One timeless legacy that the Dungnakpo remained in Pangkhar village was numerous flat stone bridges. There are as many as six huge stone bridges over the stream running through the middle of the village. Some stone bridges are too huge even to correct a slight angle for ordinary people these days. Amazingly, the sources of these flat stones are also seen near some of the bridges. The stone bridges benefited the people of Pangkhar for several generations, and are still in use.
Lhachhu or the water of God is a water pond in the northeast of the Khar. It is a small pond in a total dry land without a notable source or outlet. It is believed that, to ease the trouble of fetching water especially during the times of war, Dungnakpo stored a box full of water in this preferred location. The water never exhausted or dried up thereafter, and remained as a main source of water for the people residing in the Khar. We can still hear the sound of the wooden box if we hit the base of the pond with a sturdy stick.
A little towards the south of the Khar, is a place called Gortshom. Gor means ‘stone’, and Tshom means ‘mortar’. The name of the place was derived from a huge stone-mortar of Dungnakpo, which is still undisturbed. It is believed that the Dungnakpo’s men and women used this stone-mortar for pounding rice and maize collected from Kurtoe and Zhongkhar region.
One miraculous believe about the Dungnakpo is that, he jumped from the hillside of Gortshom to the place called Bangthama. If calculated straight, the distance would measure roughly around 400 meters. There is an apparent body-print of Dungnakpo at Bangthama. The kneeled-down position body-print on the rock is a testimony of such believes.
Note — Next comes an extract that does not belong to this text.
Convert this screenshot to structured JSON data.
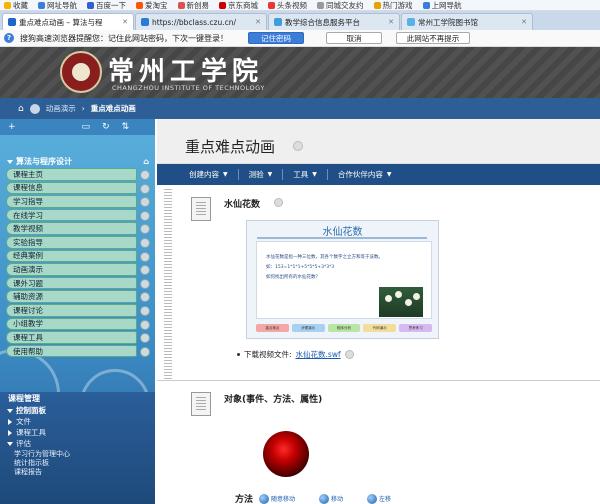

Apart from the exhibition of his power, strength and wealth, there are also some signs to believe that the Dungnakpo is devout in nature. While building bridges in the village with his own hands are the clear indication of his spiritual deeds, some direct religious acts are also remembered. One incidence goes like this: When Galwa Lha Nangpa (1164-1224) entered the Ura valley after crossing the high Monlakarchung mountain and wide Chokhortoe and Tang valleys, Dungnakpo personally received the lama. It is said that the lama and the Dungnakpo had a tea together. The stone seat of Lama and the Dungnakpo are still seen a little away in the northeast of the Khar. Every summer, some strange weeds use to grow before the seat of the lama and the Dungnakpo. It is believed that the weeds grew from the thrown over feeds of Dungnakpo’s riding horse.
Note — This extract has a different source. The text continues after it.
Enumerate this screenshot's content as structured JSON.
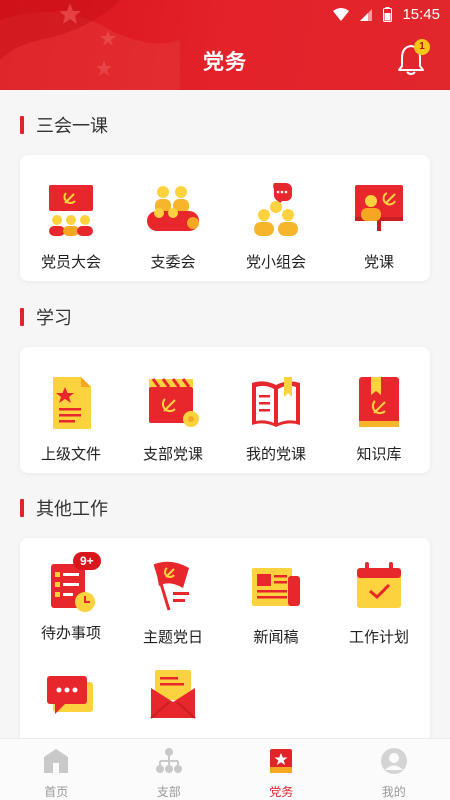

While there is no clear ending of the lore, some believe that the Khar was raised down by a tragic fire catastrophe. However, looking at the stones and woods at the ruin site, there is no sign of fire and burning. Perhaps, this site would cater as one of the best sites for the archaeologists to learn about primitive Bhutan. With notable cultural landscape, the site would offer a wide range of artefacts with possible biofacts or ecofacts. Let us pray that, one day, the rubbles of this Khar will rise up to its former glory, overlooking the beautiful Pangkhar village.